RECORDED INFORMATION: Begin

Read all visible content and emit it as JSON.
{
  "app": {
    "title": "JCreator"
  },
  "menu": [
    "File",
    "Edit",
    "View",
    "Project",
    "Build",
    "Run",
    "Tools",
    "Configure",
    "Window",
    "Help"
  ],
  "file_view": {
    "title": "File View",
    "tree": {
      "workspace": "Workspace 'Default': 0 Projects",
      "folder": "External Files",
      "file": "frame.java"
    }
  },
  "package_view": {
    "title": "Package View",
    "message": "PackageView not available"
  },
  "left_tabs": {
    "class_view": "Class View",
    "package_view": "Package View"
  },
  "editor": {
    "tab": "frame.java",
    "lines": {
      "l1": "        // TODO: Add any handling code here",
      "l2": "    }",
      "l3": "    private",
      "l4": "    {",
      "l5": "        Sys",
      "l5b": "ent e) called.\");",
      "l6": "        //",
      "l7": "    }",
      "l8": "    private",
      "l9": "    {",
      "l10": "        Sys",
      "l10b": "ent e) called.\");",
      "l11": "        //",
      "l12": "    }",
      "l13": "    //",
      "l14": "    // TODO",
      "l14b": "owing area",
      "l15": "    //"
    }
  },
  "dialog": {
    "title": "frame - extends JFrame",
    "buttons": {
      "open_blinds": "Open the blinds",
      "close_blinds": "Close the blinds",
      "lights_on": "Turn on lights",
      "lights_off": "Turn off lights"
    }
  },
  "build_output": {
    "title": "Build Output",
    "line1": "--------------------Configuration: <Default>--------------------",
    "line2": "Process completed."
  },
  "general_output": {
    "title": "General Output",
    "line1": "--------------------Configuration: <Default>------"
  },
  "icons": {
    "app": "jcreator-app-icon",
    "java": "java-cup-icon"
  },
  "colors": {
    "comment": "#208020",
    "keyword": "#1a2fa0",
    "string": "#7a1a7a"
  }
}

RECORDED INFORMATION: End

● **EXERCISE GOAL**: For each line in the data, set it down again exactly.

● **EXERCISE ANSWER**:
Read all visible content and emit it as JSON.
{
  "app": {
    "title": "JCreator"
  },
  "menu": [
    "File",
    "Edit",
    "View",
    "Project",
    "Build",
    "Run",
    "Tools",
    "Configure",
    "Window",
    "Help"
  ],
  "file_view": {
    "title": "File View",
    "tree": {
      "workspace": "Workspace 'Default': 0 Projects",
      "folder": "External Files",
      "file": "frame.java"
    }
  },
  "package_view": {
    "title": "Package View",
    "message": "PackageView not available"
  },
  "left_tabs": {
    "class_view": "Class View",
    "package_view": "Package View"
  },
  "editor": {
    "tab": "frame.java",
    "lines": {
      "l1": "        // TODO: Add any handling code here",
      "l2": "    }",
      "l3": "    private",
      "l4": "    {",
      "l5": "        Sys",
      "l5b": "ent e) called.\");",
      "l6": "        //",
      "l7": "    }",
      "l8": "    private",
      "l9": "    {",
      "l10": "        Sys",
      "l10b": "ent e) called.\");",
      "l11": "        //",
      "l12": "    }",
      "l13": "    //",
      "l14": "    // TODO",
      "l14b": "owing area",
      "l15": "    //"
    }
  },
  "dialog": {
    "title": "frame - extends JFrame",
    "buttons": {
      "open_blinds": "Open the blinds",
      "close_blinds": "Close the blinds",
      "lights_on": "Turn on lights",
      "lights_off": "Turn off lights"
    }
  },
  "build_output": {
    "title": "Build Output",
    "line1": "--------------------Configuration: <Default>--------------------",
    "line2": "Process completed."
  },
  "general_output": {
    "title": "General Output",
    "line1": "--------------------Configuration: <Default>------"
  },
  "icons": {
    "app": "jcreator-app-icon",
    "java": "java-cup-icon"
  },
  "colors": {
    "comment": "#208020",
    "keyword": "#1a2fa0",
    "string": "#7a1a7a"
  }
}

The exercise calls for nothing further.